| Your goal |
Your task is to copy the listing exactly. Drop any pictures from the copy.

| Available records |
● ● ● ● ●
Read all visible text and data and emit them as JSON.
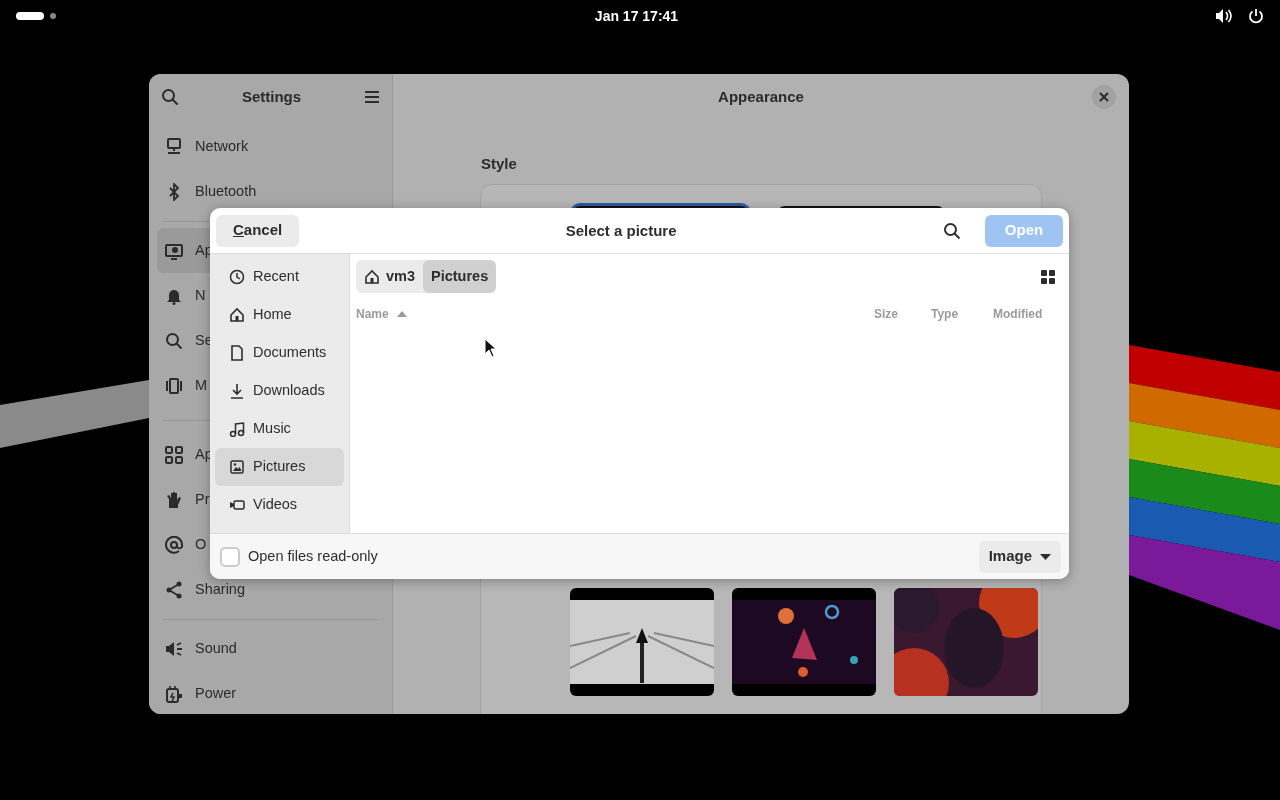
{
  "top_bar": {
    "clock": "Jan 17  17:41"
  },
  "settings": {
    "title": "Settings",
    "page_title": "Appearance",
    "section_title": "Style",
    "sidebar_groups": [
      {
        "items": [
          {
            "label": "Network",
            "selected": false
          },
          {
            "label": "Bluetooth",
            "selected": false
          }
        ]
      },
      {
        "items": [
          {
            "label": "Ap",
            "selected": true
          },
          {
            "label": "N",
            "selected": false
          },
          {
            "label": "Se",
            "selected": false
          },
          {
            "label": "M",
            "selected": false
          }
        ]
      },
      {
        "items": [
          {
            "label": "Ap",
            "selected": false
          },
          {
            "label": "Pr",
            "selected": false
          },
          {
            "label": "O",
            "selected": false
          },
          {
            "label": "Sharing",
            "selected": false
          }
        ]
      },
      {
        "items": [
          {
            "label": "Sound",
            "selected": false
          },
          {
            "label": "Power",
            "selected": false
          }
        ]
      }
    ]
  },
  "dialog": {
    "title": "Select a picture",
    "cancel": "Cancel",
    "open": {
      "label": "Open",
      "disabled": true
    },
    "places": [
      {
        "label": "Recent",
        "selected": false
      },
      {
        "label": "Home",
        "selected": false
      },
      {
        "label": "Documents",
        "selected": false
      },
      {
        "label": "Downloads",
        "selected": false
      },
      {
        "label": "Music",
        "selected": false
      },
      {
        "label": "Pictures",
        "selected": true
      },
      {
        "label": "Videos",
        "selected": false
      }
    ],
    "path": [
      {
        "label": "vm3",
        "kind": "home",
        "selected": false
      },
      {
        "label": "Pictures",
        "kind": "folder",
        "selected": true
      }
    ],
    "columns": [
      {
        "label": "Name",
        "sorted": true
      },
      {
        "label": "Size",
        "sorted": false
      },
      {
        "label": "Type",
        "sorted": false
      },
      {
        "label": "Modified",
        "sorted": false
      }
    ],
    "read_only": {
      "label": "Open files read-only",
      "checked": false
    },
    "filter": "Image"
  }
}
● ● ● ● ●
| Your response |
Read all visible text and data and emit them as JSON.
{
  "top_bar": {
    "clock": "Jan 17  17:41"
  },
  "settings": {
    "title": "Settings",
    "page_title": "Appearance",
    "section_title": "Style",
    "sidebar_groups": [
      {
        "items": [
          {
            "label": "Network",
            "selected": false
          },
          {
            "label": "Bluetooth",
            "selected": false
          }
        ]
      },
      {
        "items": [
          {
            "label": "Ap",
            "selected": true
          },
          {
            "label": "N",
            "selected": false
          },
          {
            "label": "Se",
            "selected": false
          },
          {
            "label": "M",
            "selected": false
          }
        ]
      },
      {
        "items": [
          {
            "label": "Ap",
            "selected": false
          },
          {
            "label": "Pr",
            "selected": false
          },
          {
            "label": "O",
            "selected": false
          },
          {
            "label": "Sharing",
            "selected": false
          }
        ]
      },
      {
        "items": [
          {
            "label": "Sound",
            "selected": false
          },
          {
            "label": "Power",
            "selected": false
          }
        ]
      }
    ]
  },
  "dialog": {
    "title": "Select a picture",
    "cancel": "Cancel",
    "open": {
      "label": "Open",
      "disabled": true
    },
    "places": [
      {
        "label": "Recent",
        "selected": false
      },
      {
        "label": "Home",
        "selected": false
      },
      {
        "label": "Documents",
        "selected": false
      },
      {
        "label": "Downloads",
        "selected": false
      },
      {
        "label": "Music",
        "selected": false
      },
      {
        "label": "Pictures",
        "selected": true
      },
      {
        "label": "Videos",
        "selected": false
      }
    ],
    "path": [
      {
        "label": "vm3",
        "kind": "home",
        "selected": false
      },
      {
        "label": "Pictures",
        "kind": "folder",
        "selected": true
      }
    ],
    "columns": [
      {
        "label": "Name",
        "sorted": true
      },
      {
        "label": "Size",
        "sorted": false
      },
      {
        "label": "Type",
        "sorted": false
      },
      {
        "label": "Modified",
        "sorted": false
      }
    ],
    "read_only": {
      "label": "Open files read-only",
      "checked": false
    },
    "filter": "Image"
  }
}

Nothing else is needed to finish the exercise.